Machine learning predicts adverse drug reactions based on drugs’ in vitro pharmacology

In an effort to minimize adverse drug reactions, researchers at Harvard Medical School, the Jackson Laboratory, the Massachusetts Institute of Technology, the University of Massachusetts, Northeastern University, Oracle Health Sciences, and the Novartis Institutes for Biomedical Research studied adverse drug reaction events from post-marketing identification surveys and target-based in vitro pharmacology of more than 2,000 marketed drugs.

Through machine learning, they were able to systematically predict the drug effects on human patient populations from their target-based preclinical profiles. The work was published online in EBioMedicine on June 17.

The team validated the machine learning predictions based on chronological event reporting, comparison with drug labels, and systematic text mining of scientific literature.

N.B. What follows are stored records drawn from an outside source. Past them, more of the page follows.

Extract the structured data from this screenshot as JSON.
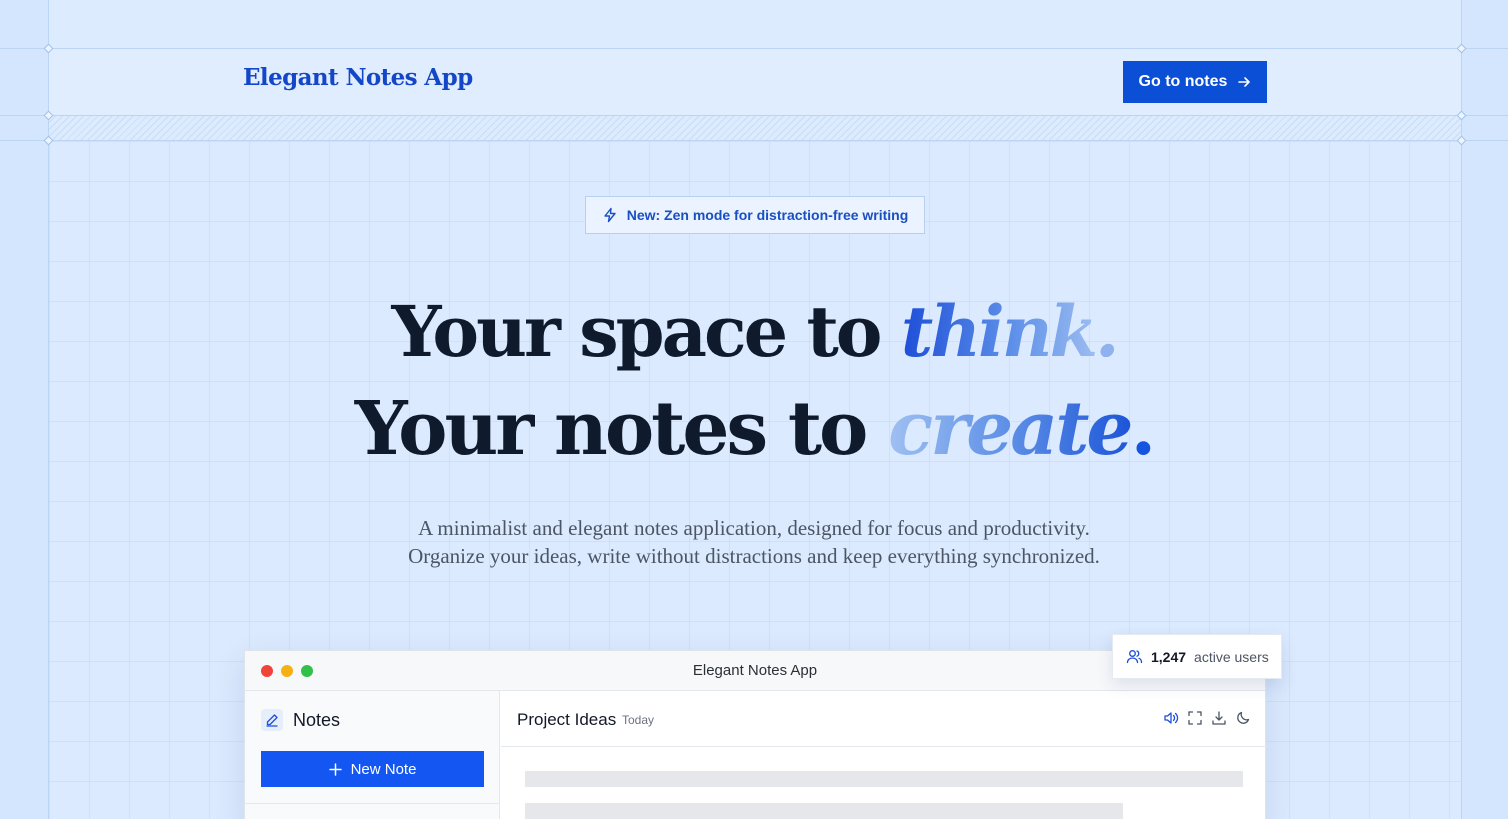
{
  "header": {
    "logo": "Elegant Notes App",
    "cta_label": "Go to notes"
  },
  "badge": {
    "icon": "lightning-icon",
    "text": "New: Zen mode for distraction-free writing"
  },
  "hero": {
    "line1_prefix": "Your space to ",
    "line1_accent": "think",
    "line1_dot": ".",
    "line2_prefix": "Your notes to ",
    "line2_accent": "create",
    "line2_dot": ".",
    "subtitle_line1": "A minimalist and elegant notes application, designed for focus and productivity.",
    "subtitle_line2": "Organize your ideas, write without distractions and keep everything synchronized."
  },
  "app_window": {
    "title": "Elegant Notes App",
    "sidebar": {
      "heading": "Notes",
      "new_note_label": "New Note"
    },
    "editor": {
      "doc_title": "Project Ideas",
      "doc_date": "Today",
      "tools": [
        "volume-icon",
        "fullscreen-icon",
        "download-icon",
        "moon-icon"
      ]
    }
  },
  "users_card": {
    "count": "1,247",
    "label": "active users"
  },
  "colors": {
    "brand": "#0b4fd6",
    "background": "#d3e6fd",
    "heading": "#0f1a2c"
  }
}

Using a target-centric approach, they identified 221 statistical associations between protein targets and adverse reactions, providing novel insight into the molecular components underlying physiological adverse reactions.

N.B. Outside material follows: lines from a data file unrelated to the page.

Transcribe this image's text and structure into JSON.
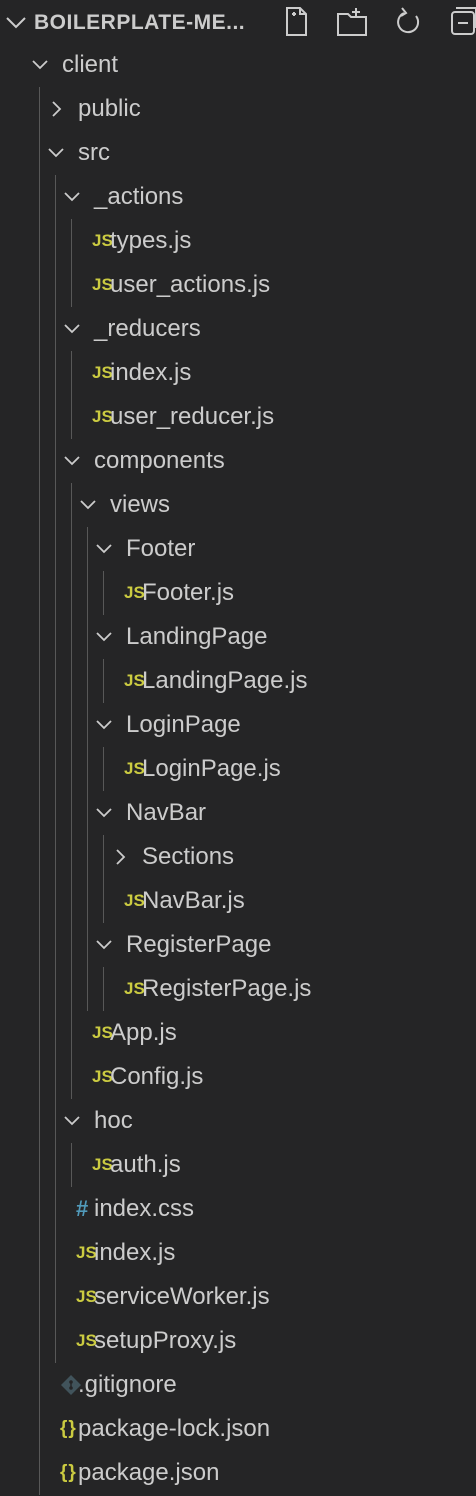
{
  "explorer": {
    "title": "BOILERPLATE-ME...",
    "actions": [
      {
        "name": "new-file-icon"
      },
      {
        "name": "new-folder-icon"
      },
      {
        "name": "refresh-icon"
      },
      {
        "name": "collapse-all-icon"
      }
    ]
  },
  "colors": {
    "background": "#252526",
    "text": "#cccccc",
    "js_icon": "#cbcb41",
    "css_icon": "#519aba",
    "git_icon": "#41535b",
    "json_icon": "#cbcb41",
    "indent_guide": "#585858"
  },
  "tree": [
    {
      "label": "client",
      "type": "folder",
      "expanded": true,
      "depth": 1
    },
    {
      "label": "public",
      "type": "folder",
      "expanded": false,
      "depth": 2
    },
    {
      "label": "src",
      "type": "folder",
      "expanded": true,
      "depth": 2
    },
    {
      "label": "_actions",
      "type": "folder",
      "expanded": true,
      "depth": 3
    },
    {
      "label": "types.js",
      "type": "file",
      "icon": "JS",
      "depth": 4
    },
    {
      "label": "user_actions.js",
      "type": "file",
      "icon": "JS",
      "depth": 4
    },
    {
      "label": "_reducers",
      "type": "folder",
      "expanded": true,
      "depth": 3
    },
    {
      "label": "index.js",
      "type": "file",
      "icon": "JS",
      "depth": 4
    },
    {
      "label": "user_reducer.js",
      "type": "file",
      "icon": "JS",
      "depth": 4
    },
    {
      "label": "components",
      "type": "folder",
      "expanded": true,
      "depth": 3
    },
    {
      "label": "views",
      "type": "folder",
      "expanded": true,
      "depth": 4
    },
    {
      "label": "Footer",
      "type": "folder",
      "expanded": true,
      "depth": 5
    },
    {
      "label": "Footer.js",
      "type": "file",
      "icon": "JS",
      "depth": 6
    },
    {
      "label": "LandingPage",
      "type": "folder",
      "expanded": true,
      "depth": 5
    },
    {
      "label": "LandingPage.js",
      "type": "file",
      "icon": "JS",
      "depth": 6
    },
    {
      "label": "LoginPage",
      "type": "folder",
      "expanded": true,
      "depth": 5
    },
    {
      "label": "LoginPage.js",
      "type": "file",
      "icon": "JS",
      "depth": 6
    },
    {
      "label": "NavBar",
      "type": "folder",
      "expanded": true,
      "depth": 5
    },
    {
      "label": "Sections",
      "type": "folder",
      "expanded": false,
      "depth": 6
    },
    {
      "label": "NavBar.js",
      "type": "file",
      "icon": "JS",
      "depth": 6
    },
    {
      "label": "RegisterPage",
      "type": "folder",
      "expanded": true,
      "depth": 5
    },
    {
      "label": "RegisterPage.js",
      "type": "file",
      "icon": "JS",
      "depth": 6
    },
    {
      "label": "App.js",
      "type": "file",
      "icon": "JS",
      "depth": 4
    },
    {
      "label": "Config.js",
      "type": "file",
      "icon": "JS",
      "depth": 4
    },
    {
      "label": "hoc",
      "type": "folder",
      "expanded": true,
      "depth": 3
    },
    {
      "label": "auth.js",
      "type": "file",
      "icon": "JS",
      "depth": 4
    },
    {
      "label": "index.css",
      "type": "file",
      "icon": "#",
      "depth": 3
    },
    {
      "label": "index.js",
      "type": "file",
      "icon": "JS",
      "depth": 3
    },
    {
      "label": "serviceWorker.js",
      "type": "file",
      "icon": "JS",
      "depth": 3
    },
    {
      "label": "setupProxy.js",
      "type": "file",
      "icon": "JS",
      "depth": 3
    },
    {
      "label": ".gitignore",
      "type": "file",
      "icon": "git-icon",
      "depth": 2
    },
    {
      "label": "package-lock.json",
      "type": "file",
      "icon": "{}",
      "depth": 2
    },
    {
      "label": "package.json",
      "type": "file",
      "icon": "{}",
      "depth": 2
    }
  ]
}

The machine learning algorithms, which can be downloaded online, are scalable and adaptable to similar datasets.